Preparing for the Colts Future: A “Stable” Stable of Running Backs?

Prior to launching Colts Authority, I took the time to break down some of the issues that will face the Colts in the coming off-season as the team prepares for the 2012 NFL season. New developments, such as the firing of Bill and Chris Polian and hiring of new General Manager Ryan Grigson have occurred that make the stories worthy of re-publication and revision. We hope you will enjoy the series as the 2011 season moves closer to its conclusion.

When the Indianapolis Colts entered the 2011 season, there was some concern regarding the team’s depth at running back. It’s not that there were not enough options, even Darren Evans and Chad Spann showed enough in preseason to inspire confidence in fans.


The problem lied in the fact that three of the backs competing for a spot were rookies — two went undrafted — and the other backup was a first round pick discussed by most everyone as a bust to that point in his career. Joseph Addai was the only sure-thing on the roster, and he was re-signed primarily because the team was unable to solidify the position over the off-season.

With Addai missing time early in the season due to a hamstring injury, Donald Brown and Delone Carter had their chance to carry the load. Carter did relatively well early on but developed a fumbling problem that will have to be corrected if he hopes to have an NFL career. Brown, on the other hand, had a fantastic season on limited carries.

Brown finished the season with 645 yards on 134 carries, good for an average of 4.8 yards per carry. lists him as the fifth best running back in the NFL based upon DVOA, which judges a players value against others in the same position making plays in the same situations. Despite the fact that Brown had such success, he received only 19 carries in the final two games of the season.

The reasons for limiting Brown’s carries are not entirely clear. The team may have been protecting him for 2012, knowing that him getting hurt in the final two games of the year didn’t make sense. No matter the case, there is now reason to believe that Brown is a legitimate NFL running back who is ready to start making a name for himself.

While it is too early to know whether Evans and Carter will end up being the change-of-pace or short-yardage answers next to players like Brown or Addai, one thing is clear: the team has invested a lot at running back — including two first round picks and a fourth — so the likelihood that running back will be a priority in the off-season is relatively low. If any move happens with the running backs it will more than likely be a trade.

The Colts have a history of allowing running backs to depart via free agency, as opposed to signing them to large contracts that will keep them on the roster past their primes. Without any known quantities behind him, Indianapolis felt compelled to retain Addai for 2011 and beyond.

There is a chance that if new general manager Ryan Grigson is comfortable with Brown and Carter, Addai could be shopped for a draft pick — likely in the fourth round range. Another possibility is that the team capitalizes on Brown’s rising stock and parts ways with him before his contract year with an eye toward the draft or free agency for another veteran.

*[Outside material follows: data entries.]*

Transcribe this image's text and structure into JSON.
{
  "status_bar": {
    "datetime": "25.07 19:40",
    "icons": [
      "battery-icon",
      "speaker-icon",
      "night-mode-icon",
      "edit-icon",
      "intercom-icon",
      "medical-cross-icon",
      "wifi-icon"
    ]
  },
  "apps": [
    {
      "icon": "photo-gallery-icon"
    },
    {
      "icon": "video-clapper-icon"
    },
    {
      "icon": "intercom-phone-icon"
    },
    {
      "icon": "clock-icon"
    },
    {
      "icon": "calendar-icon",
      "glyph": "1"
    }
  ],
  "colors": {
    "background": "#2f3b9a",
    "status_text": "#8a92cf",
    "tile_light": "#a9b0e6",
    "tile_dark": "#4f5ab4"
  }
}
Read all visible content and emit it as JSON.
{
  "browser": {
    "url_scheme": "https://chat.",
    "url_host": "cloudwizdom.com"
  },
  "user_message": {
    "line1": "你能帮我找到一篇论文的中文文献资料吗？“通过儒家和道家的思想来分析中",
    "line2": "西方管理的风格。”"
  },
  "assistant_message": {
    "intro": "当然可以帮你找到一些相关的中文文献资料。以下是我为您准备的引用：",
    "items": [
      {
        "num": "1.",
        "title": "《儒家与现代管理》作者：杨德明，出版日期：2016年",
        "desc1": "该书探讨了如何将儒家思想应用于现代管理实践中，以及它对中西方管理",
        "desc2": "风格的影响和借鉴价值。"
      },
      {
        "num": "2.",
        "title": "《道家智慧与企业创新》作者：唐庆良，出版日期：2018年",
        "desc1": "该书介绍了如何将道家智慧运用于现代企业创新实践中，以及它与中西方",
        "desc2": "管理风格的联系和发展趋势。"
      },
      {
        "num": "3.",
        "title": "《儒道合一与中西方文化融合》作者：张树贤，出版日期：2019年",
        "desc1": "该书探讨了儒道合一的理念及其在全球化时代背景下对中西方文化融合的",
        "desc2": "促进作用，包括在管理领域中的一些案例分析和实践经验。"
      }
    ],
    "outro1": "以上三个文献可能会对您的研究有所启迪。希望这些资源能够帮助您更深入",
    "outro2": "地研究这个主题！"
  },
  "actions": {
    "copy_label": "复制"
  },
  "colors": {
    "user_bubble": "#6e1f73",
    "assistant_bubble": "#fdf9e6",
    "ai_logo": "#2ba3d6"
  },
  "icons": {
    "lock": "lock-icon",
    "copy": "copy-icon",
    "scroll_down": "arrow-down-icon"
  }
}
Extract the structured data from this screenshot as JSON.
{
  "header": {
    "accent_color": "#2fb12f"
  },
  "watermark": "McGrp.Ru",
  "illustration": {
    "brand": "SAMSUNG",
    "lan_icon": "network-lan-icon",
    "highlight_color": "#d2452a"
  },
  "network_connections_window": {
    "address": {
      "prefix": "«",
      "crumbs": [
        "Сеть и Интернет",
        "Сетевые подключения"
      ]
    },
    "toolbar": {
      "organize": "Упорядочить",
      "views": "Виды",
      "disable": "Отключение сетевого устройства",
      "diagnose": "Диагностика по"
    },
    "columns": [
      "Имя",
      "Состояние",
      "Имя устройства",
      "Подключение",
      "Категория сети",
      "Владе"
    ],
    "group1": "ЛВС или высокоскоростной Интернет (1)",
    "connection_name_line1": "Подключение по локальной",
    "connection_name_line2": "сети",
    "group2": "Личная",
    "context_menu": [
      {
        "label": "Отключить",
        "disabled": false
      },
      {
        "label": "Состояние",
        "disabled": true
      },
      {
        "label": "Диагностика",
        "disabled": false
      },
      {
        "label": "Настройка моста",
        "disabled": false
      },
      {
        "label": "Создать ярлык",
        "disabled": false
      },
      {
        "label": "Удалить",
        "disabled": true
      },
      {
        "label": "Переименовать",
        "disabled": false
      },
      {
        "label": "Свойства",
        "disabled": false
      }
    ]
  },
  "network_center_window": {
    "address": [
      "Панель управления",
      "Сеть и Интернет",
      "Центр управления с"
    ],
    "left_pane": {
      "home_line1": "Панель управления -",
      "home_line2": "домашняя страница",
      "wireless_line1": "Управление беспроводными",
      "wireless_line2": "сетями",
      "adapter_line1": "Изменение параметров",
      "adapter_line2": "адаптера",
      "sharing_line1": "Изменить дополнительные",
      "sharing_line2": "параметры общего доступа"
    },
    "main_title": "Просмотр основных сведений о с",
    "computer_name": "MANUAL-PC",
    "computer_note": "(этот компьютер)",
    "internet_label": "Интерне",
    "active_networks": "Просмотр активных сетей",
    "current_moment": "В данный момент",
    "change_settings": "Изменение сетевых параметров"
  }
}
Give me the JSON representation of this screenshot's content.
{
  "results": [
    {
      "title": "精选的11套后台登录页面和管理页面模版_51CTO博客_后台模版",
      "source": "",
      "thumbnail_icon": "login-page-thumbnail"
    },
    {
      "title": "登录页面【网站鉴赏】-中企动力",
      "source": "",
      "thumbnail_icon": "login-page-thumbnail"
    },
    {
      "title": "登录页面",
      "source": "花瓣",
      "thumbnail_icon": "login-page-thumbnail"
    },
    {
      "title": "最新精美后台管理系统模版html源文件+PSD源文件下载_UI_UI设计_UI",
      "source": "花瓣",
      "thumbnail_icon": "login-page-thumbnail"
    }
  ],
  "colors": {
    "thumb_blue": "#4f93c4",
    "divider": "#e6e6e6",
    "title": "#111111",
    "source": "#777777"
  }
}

The offensive line has noticeably improved under since-released coach Pete Metzalaars. While no replacement has been named, and may not be named until the head coaching spot is filled, owner Jim Irsay has discussed wanting to find more balance. If that includes having a more prominent running game, the young improving offensive line could be a sign fo a positive future for Colts ball carriers.

On a team that has numerous holes that put the short-term future in doubt, running back is one position of relative security at this point.